### WHAT IS NEEDED
Apart from the pictures, everything in the lines below must be printed exactly.

### DATA EXTRACT
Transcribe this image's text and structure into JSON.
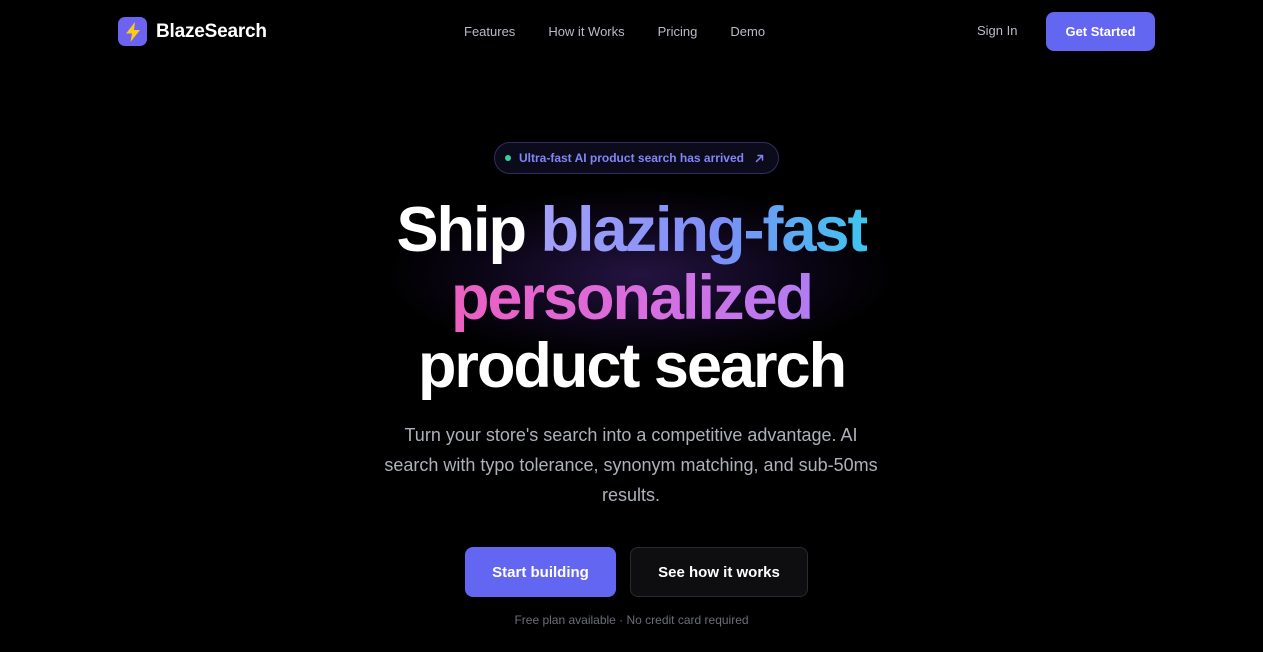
{
  "brand": {
    "name": "BlazeSearch",
    "logo_icon": "lightning-bolt-icon",
    "accent_color": "#6366f1",
    "bolt_color": "#facc15"
  },
  "nav": {
    "links": [
      "Features",
      "How it Works",
      "Pricing",
      "Demo"
    ],
    "sign_in": "Sign In",
    "get_started": "Get Started"
  },
  "hero": {
    "badge": {
      "text": "Ultra-fast AI product search has arrived",
      "dot_color": "#34d399",
      "arrow_icon": "arrow-up-right-icon"
    },
    "headline": {
      "part1": "Ship",
      "part2": "blazing-fast",
      "part3": "personalized",
      "part4": "product search"
    },
    "subtitle": "Turn your store's search into a competitive advantage. AI search with typo tolerance, synonym matching, and sub-50ms results.",
    "primary_cta": "Start building",
    "secondary_cta": "See how it works",
    "footnote": "Free plan available · No credit card required"
  }
}
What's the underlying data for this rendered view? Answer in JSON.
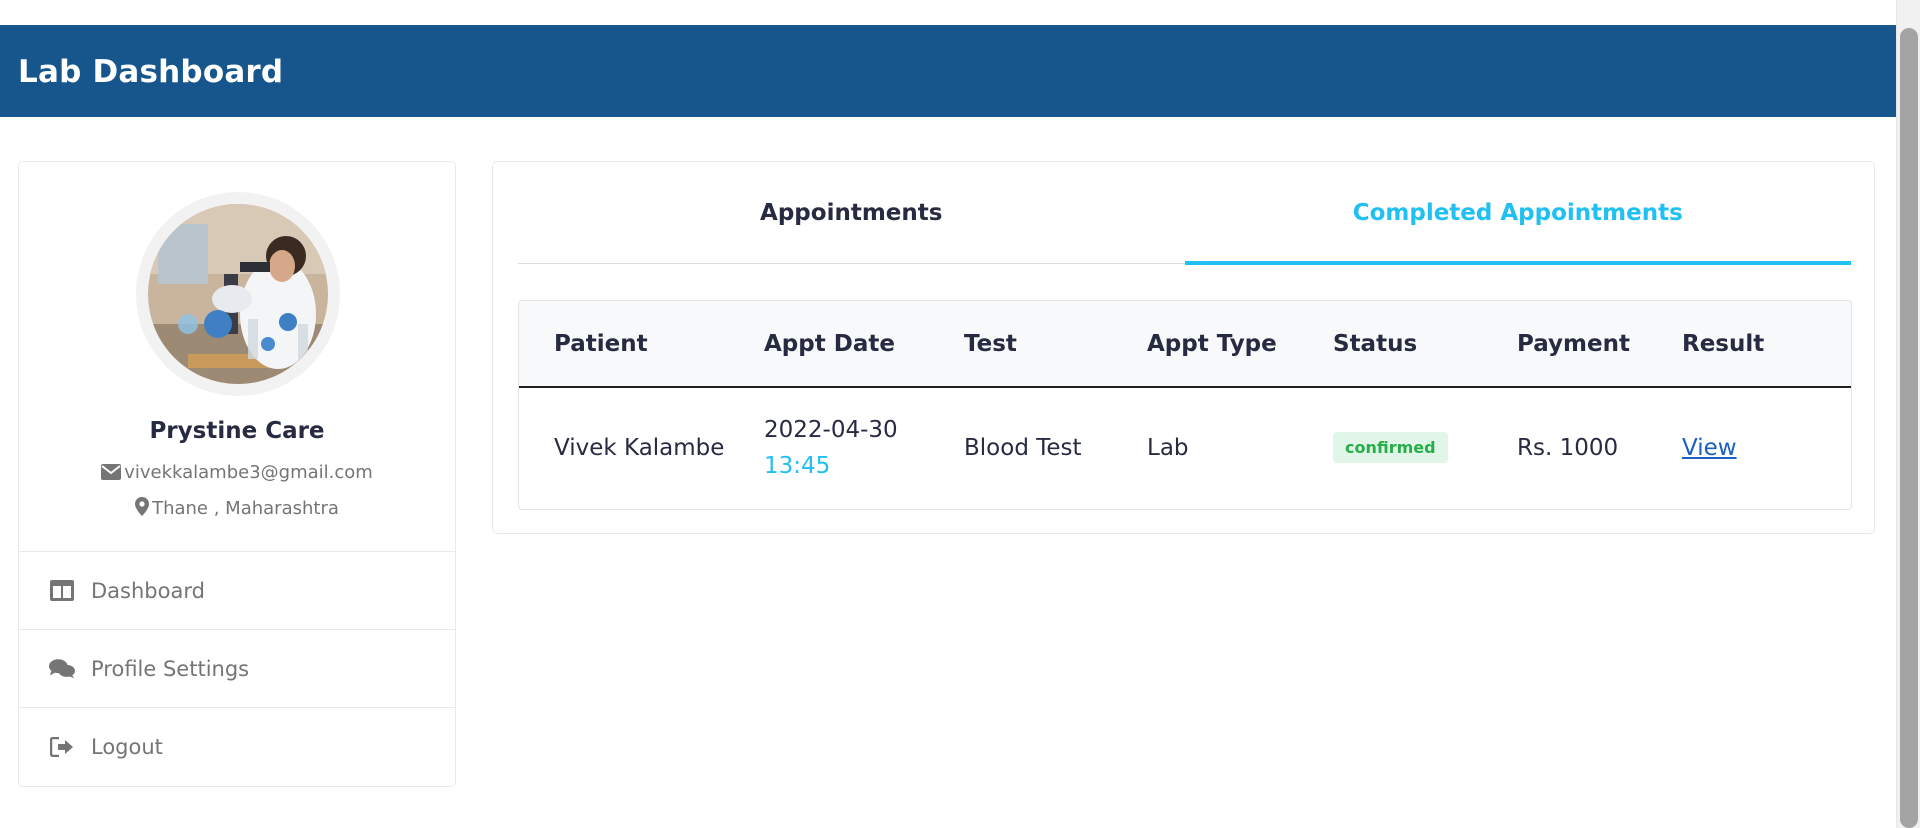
{
  "header": {
    "title": "Lab Dashboard"
  },
  "profile": {
    "name": "Prystine Care",
    "email": "vivekkalambe3@gmail.com",
    "location": "Thane , Maharashtra"
  },
  "sidebar": {
    "items": [
      {
        "label": "Dashboard",
        "icon": "columns-icon"
      },
      {
        "label": "Profile Settings",
        "icon": "comments-icon"
      },
      {
        "label": "Logout",
        "icon": "sign-out-icon"
      }
    ]
  },
  "tabs": [
    {
      "label": "Appointments",
      "active": false
    },
    {
      "label": "Completed Appointments",
      "active": true
    }
  ],
  "table": {
    "headers": [
      "Patient",
      "Appt Date",
      "Test",
      "Appt Type",
      "Status",
      "Payment",
      "Result"
    ],
    "rows": [
      {
        "patient": "Vivek Kalambe",
        "date": "2022-04-30",
        "time": "13:45",
        "test": "Blood Test",
        "type": "Lab",
        "status": "confirmed",
        "payment": "Rs. 1000",
        "result": "View"
      }
    ]
  },
  "colors": {
    "header_bg": "#17558d",
    "accent": "#20c0f3",
    "status_bg": "#e1f6e9",
    "status_text": "#26af48",
    "link": "#1b5fc1"
  }
}
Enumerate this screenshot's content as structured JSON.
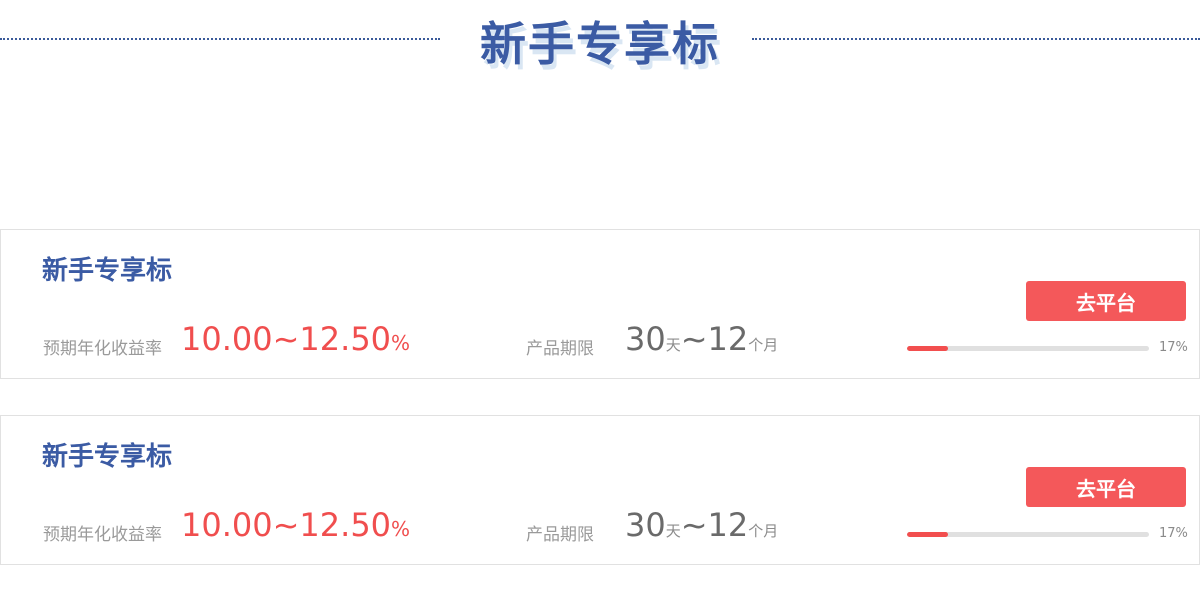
{
  "header": {
    "title": "新手专享标"
  },
  "cards": [
    {
      "title": "新手专享标",
      "rate_label": "预期年化收益率",
      "rate_value": "10.00~12.50",
      "rate_unit": "%",
      "term_label": "产品期限",
      "term_min": "30",
      "term_min_unit": "天",
      "term_sep": "~",
      "term_max": "12",
      "term_max_unit": "个月",
      "button_label": "去平台",
      "progress_percent": 17,
      "progress_text": "17%"
    },
    {
      "title": "新手专享标",
      "rate_label": "预期年化收益率",
      "rate_value": "10.00~12.50",
      "rate_unit": "%",
      "term_label": "产品期限",
      "term_min": "30",
      "term_min_unit": "天",
      "term_sep": "~",
      "term_max": "12",
      "term_max_unit": "个月",
      "button_label": "去平台",
      "progress_percent": 17,
      "progress_text": "17%"
    }
  ],
  "colors": {
    "accent_blue": "#3b5ba4",
    "accent_red": "#f4585a"
  }
}
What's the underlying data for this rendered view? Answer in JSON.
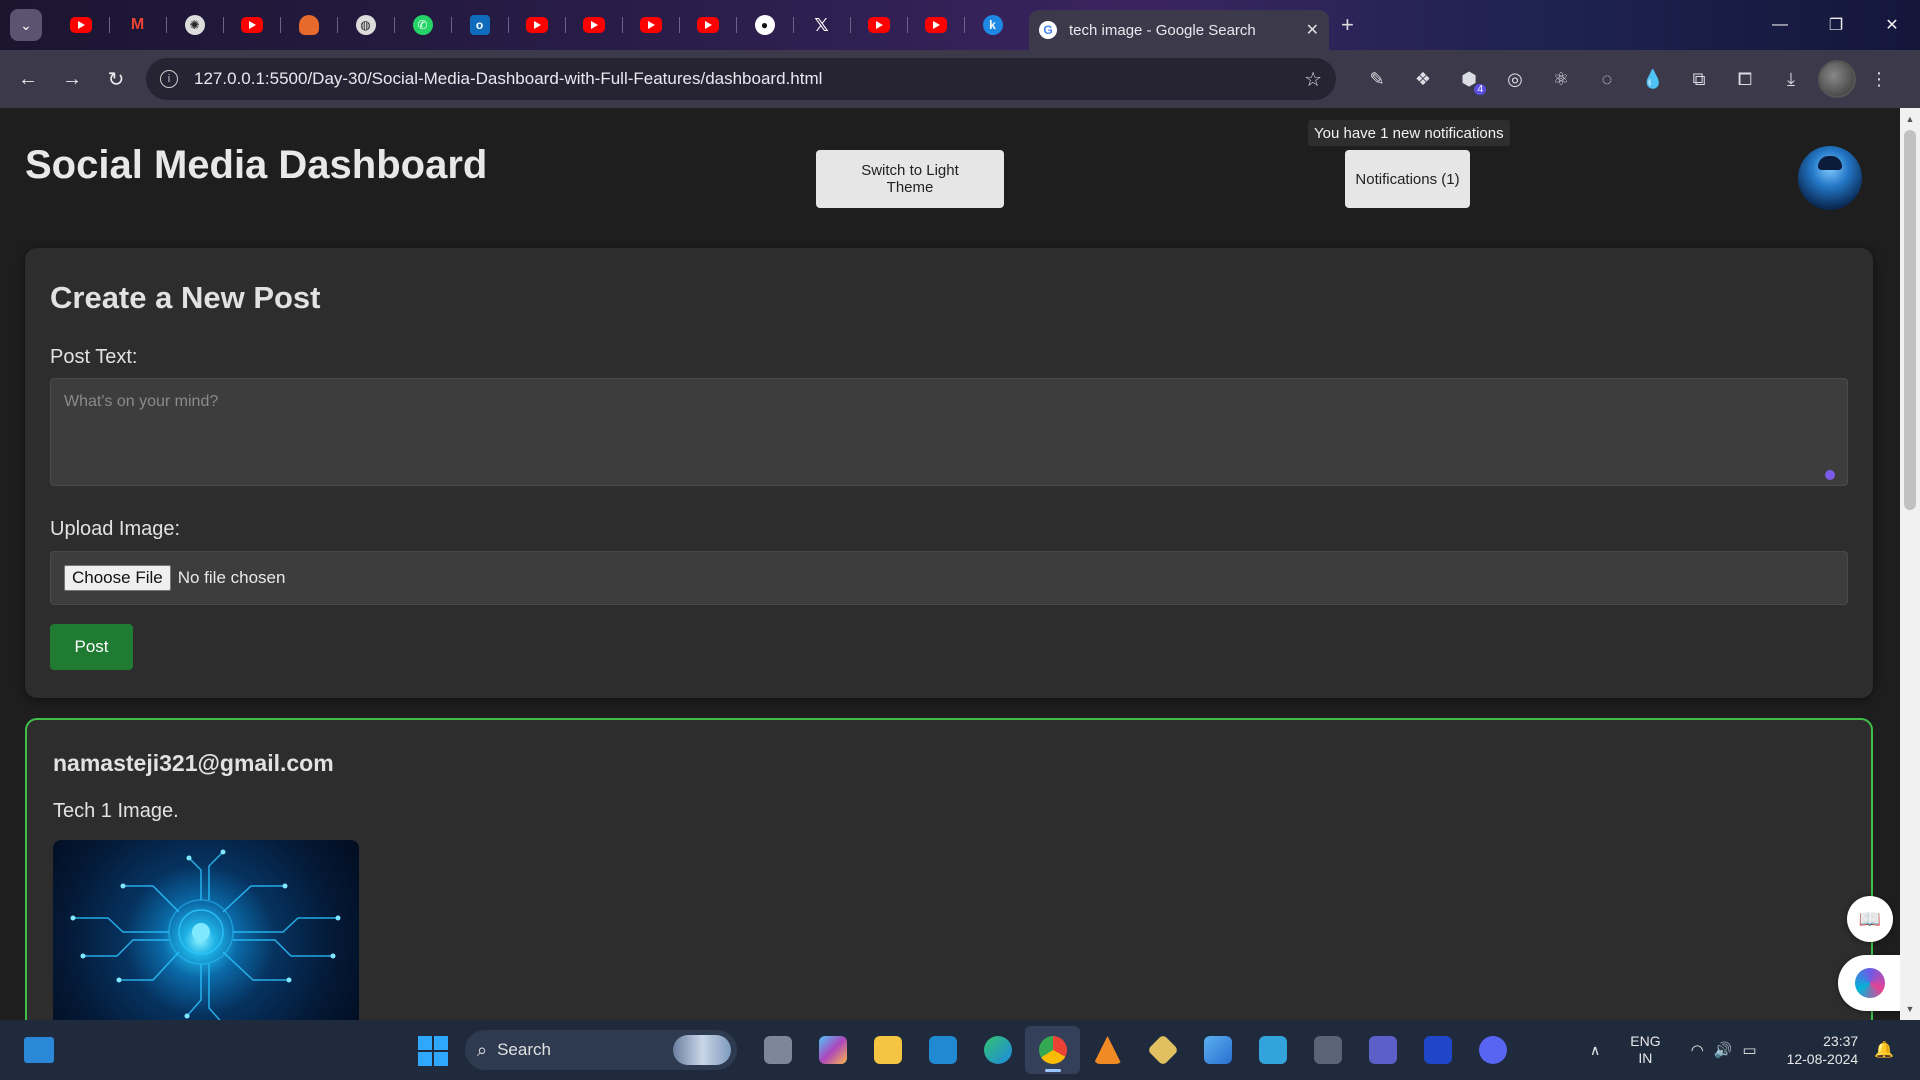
{
  "browser": {
    "active_tab_title": "tech image - Google Search",
    "address": "127.0.0.1:5500/Day-30/Social-Media-Dashboard-with-Full-Features/dashboard.html",
    "extension_badge": "4",
    "pinned_tabs": [
      "youtube",
      "gmail",
      "openai",
      "youtube",
      "postman",
      "web",
      "whatsapp",
      "outlook",
      "youtube",
      "youtube",
      "youtube",
      "youtube",
      "github",
      "x",
      "youtube",
      "youtube",
      "kaggle"
    ]
  },
  "dashboard": {
    "title": "Social Media Dashboard",
    "theme_button": "Switch to Light Theme",
    "notifications_tooltip": "You have 1 new notifications",
    "notifications_button": "Notifications (1)"
  },
  "create_post": {
    "heading": "Create a New Post",
    "text_label": "Post Text:",
    "text_placeholder": "What's on your mind?",
    "upload_label": "Upload Image:",
    "choose_file": "Choose File",
    "file_status": "No file chosen",
    "submit": "Post"
  },
  "post": {
    "author": "namasteji321@gmail.com",
    "text": "Tech 1 Image."
  },
  "taskbar": {
    "search_label": "Search",
    "lang_primary": "ENG",
    "lang_region": "IN",
    "time": "23:37",
    "date": "12-08-2024"
  },
  "colors": {
    "accent_post_button": "#1f7a32",
    "post_card_border": "#3fbf4a",
    "page_background": "#1e1e1e",
    "card_background": "#2d2d2d"
  }
}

### EXPECTED ANSWER
Transcribe this image's text and structure into JSON.
{
  "brand": {
    "name": "BlazeSearch",
    "logo_icon": "lightning-bolt-icon",
    "accent_color": "#6366f1",
    "bolt_color": "#facc15"
  },
  "nav": {
    "links": [
      "Features",
      "How it Works",
      "Pricing",
      "Demo"
    ],
    "sign_in": "Sign In",
    "get_started": "Get Started"
  },
  "hero": {
    "badge": {
      "text": "Ultra-fast AI product search has arrived",
      "dot_color": "#34d399",
      "arrow_icon": "arrow-up-right-icon"
    },
    "headline": {
      "part1": "Ship",
      "part2": "blazing-fast",
      "part3": "personalized",
      "part4": "product search"
    },
    "subtitle": "Turn your store's search into a competitive advantage. AI search with typo tolerance, synonym matching, and sub-50ms results.",
    "primary_cta": "Start building",
    "secondary_cta": "See how it works",
    "footnote": "Free plan available · No credit card required"
  }
}
What's the underlying data for this rendered view? Answer in JSON.
{
  "header": {
    "title": "Lab Dashboard"
  },
  "profile": {
    "name": "Prystine Care",
    "email": "vivekkalambe3@gmail.com",
    "location": "Thane , Maharashtra"
  },
  "sidebar": {
    "items": [
      {
        "label": "Dashboard",
        "icon": "columns-icon"
      },
      {
        "label": "Profile Settings",
        "icon": "comments-icon"
      },
      {
        "label": "Logout",
        "icon": "sign-out-icon"
      }
    ]
  },
  "tabs": [
    {
      "label": "Appointments",
      "active": false
    },
    {
      "label": "Completed Appointments",
      "active": true
    }
  ],
  "table": {
    "headers": [
      "Patient",
      "Appt Date",
      "Test",
      "Appt Type",
      "Status",
      "Payment",
      "Result"
    ],
    "rows": [
      {
        "patient": "Vivek Kalambe",
        "date": "2022-04-30",
        "time": "13:45",
        "test": "Blood Test",
        "type": "Lab",
        "status": "confirmed",
        "payment": "Rs. 1000",
        "result": "View"
      }
    ]
  },
  "colors": {
    "header_bg": "#17558d",
    "accent": "#20c0f3",
    "status_bg": "#e1f6e9",
    "status_text": "#26af48",
    "link": "#1b5fc1"
  }
}
Enumerate this screenshot's content as structured JSON.
{
  "header": {
    "title": "新手专享标"
  },
  "cards": [
    {
      "title": "新手专享标",
      "rate_label": "预期年化收益率",
      "rate_value": "10.00~12.50",
      "rate_unit": "%",
      "term_label": "产品期限",
      "term_min": "30",
      "term_min_unit": "天",
      "term_sep": "~",
      "term_max": "12",
      "term_max_unit": "个月",
      "button_label": "去平台",
      "progress_percent": 17,
      "progress_text": "17%"
    },
    {
      "title": "新手专享标",
      "rate_label": "预期年化收益率",
      "rate_value": "10.00~12.50",
      "rate_unit": "%",
      "term_label": "产品期限",
      "term_min": "30",
      "term_min_unit": "天",
      "term_sep": "~",
      "term_max": "12",
      "term_max_unit": "个月",
      "button_label": "去平台",
      "progress_percent": 17,
      "progress_text": "17%"
    }
  ],
  "colors": {
    "accent_blue": "#3b5ba4",
    "accent_red": "#f4585a"
  }
}
What's the underlying data for this rendered view? Answer in JSON.
{
  "browser": {
    "active_tab_title": "tech image - Google Search",
    "address": "127.0.0.1:5500/Day-30/Social-Media-Dashboard-with-Full-Features/dashboard.html",
    "extension_badge": "4",
    "pinned_tabs": [
      "youtube",
      "gmail",
      "openai",
      "youtube",
      "postman",
      "web",
      "whatsapp",
      "outlook",
      "youtube",
      "youtube",
      "youtube",
      "youtube",
      "github",
      "x",
      "youtube",
      "youtube",
      "kaggle"
    ]
  },
  "dashboard": {
    "title": "Social Media Dashboard",
    "theme_button": "Switch to Light Theme",
    "notifications_tooltip": "You have 1 new notifications",
    "notifications_button": "Notifications (1)"
  },
  "create_post": {
    "heading": "Create a New Post",
    "text_label": "Post Text:",
    "text_placeholder": "What's on your mind?",
    "upload_label": "Upload Image:",
    "choose_file": "Choose File",
    "file_status": "No file chosen",
    "submit": "Post"
  },
  "post": {
    "author": "namasteji321@gmail.com",
    "text": "Tech 1 Image."
  },
  "taskbar": {
    "search_label": "Search",
    "lang_primary": "ENG",
    "lang_region": "IN",
    "time": "23:37",
    "date": "12-08-2024"
  },
  "colors": {
    "accent_post_button": "#1f7a32",
    "post_card_border": "#3fbf4a",
    "page_background": "#1e1e1e",
    "card_background": "#2d2d2d"
  }
}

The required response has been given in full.